Royal Navy's new undersea surveillance ship arrives in Merseyside ahead of military modifications

Watch: New UK subsea protection ship arrives into Merseyside.

The first of the new Royal Navy undersea surveillance ships has arrived in Cammell Laird, Birkenhead, and is set to strengthen the UK's critical subsea infrastructure.

Following a formal handover to the Royal Navy in the coming days, the ship will undergo a period of military modifications.

The vessel, currently named Topaz Tangaroa, is due to be operational in the summer.

The 98m-long, adaptable offshore patrol vessel will act as a 'mother ship', and will operate remote and autonomous offboard systems for underwater surveillance and seabed warfare.

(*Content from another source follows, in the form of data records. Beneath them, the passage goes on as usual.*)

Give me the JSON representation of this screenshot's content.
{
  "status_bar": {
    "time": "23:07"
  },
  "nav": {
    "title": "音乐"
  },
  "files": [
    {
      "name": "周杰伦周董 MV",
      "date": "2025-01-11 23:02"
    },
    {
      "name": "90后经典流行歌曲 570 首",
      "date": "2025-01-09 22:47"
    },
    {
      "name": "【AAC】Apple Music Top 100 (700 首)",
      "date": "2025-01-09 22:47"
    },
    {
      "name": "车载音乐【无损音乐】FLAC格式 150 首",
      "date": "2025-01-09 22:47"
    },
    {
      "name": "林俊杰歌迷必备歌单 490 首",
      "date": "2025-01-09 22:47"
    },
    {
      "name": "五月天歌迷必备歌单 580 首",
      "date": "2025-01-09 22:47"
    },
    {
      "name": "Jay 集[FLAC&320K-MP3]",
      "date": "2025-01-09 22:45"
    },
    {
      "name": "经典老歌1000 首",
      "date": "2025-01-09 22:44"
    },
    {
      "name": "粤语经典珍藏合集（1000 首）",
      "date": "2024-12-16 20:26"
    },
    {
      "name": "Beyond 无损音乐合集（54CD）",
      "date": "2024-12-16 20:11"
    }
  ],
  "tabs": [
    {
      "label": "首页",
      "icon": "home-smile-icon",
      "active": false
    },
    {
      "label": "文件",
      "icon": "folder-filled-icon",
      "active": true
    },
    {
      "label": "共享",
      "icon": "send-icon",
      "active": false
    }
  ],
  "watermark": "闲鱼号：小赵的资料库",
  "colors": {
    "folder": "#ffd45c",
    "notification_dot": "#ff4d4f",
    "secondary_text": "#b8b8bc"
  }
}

Defence Secretary Ben Wallace said: "The first of two dedicated subsea surveillance ships will join the fleet this summer, bolstering our capabilities and security against threats posed now and into the future.  

"It is paramount at a time when we face Putin's illegal invasion of Ukraine, that we prioritise capabilities that will protect our critical national infrastructure."

The ship is to be repainted, renamed and have important military equipment installed, before taking up its role as the first of two Multi-Role Ocean Surveillance (MROS) ships, operated by the Royal Fleet Auxiliary (RFA).

The vessel, which was named ‘Topaz Tangaroa’ is due to be operational in the Summer (Picture: MOD).
The vessel, which is currently named Topaz Tangaroa, is due to be operational in the summer (Picture: MOD).

The 6,000-tonne vessel is equipped with a helipad, crane, an expansive working deck and features a 'moon pool' – a large access point in the underside of the hull through which submersible capabilities can be launched.

Commodore David Eagles, head of the Royal Fleet Auxiliary, said: "This is an entirely new mission for the Royal Fleet Auxiliary – and one we relish.

"We have been entrusted with supporting a key operation to safeguard the UK's infrastructure, security, and prosperity and that fills all of us in the RFA with pride.

"These are really exciting times."

The ship will soon undergo a period of military modification (Picture: MOD).
The ship will soon undergo a period of military modifications (Picture: MOD).

The vessel was selected to meet the requirements of the Royal Navy, having been built four years ago to support a mix of underwater operations, including work on oil rigs, construction, maintenance and inspection work, as well as autonomous submarine operations.

It will be crewed by about 24 RFA sailors, with 60 Royal Navy specialists operating the undersea surveillance systems and other survey and warfare systems when embarked.

DE&S Director General Ships Vice Admiral Paul Marshall said: "DE&S (Defence Equipment & Support) worked at pace to successfully accelerate the purchase and delivery of the first ship under the critical MROS programme.

"We continue to work with agility to support the UK Ministry of Defence in addressing both the current and future threats posed by an ever-changing world."

The programme for the acquisition of a second ship is currently in its concept phase.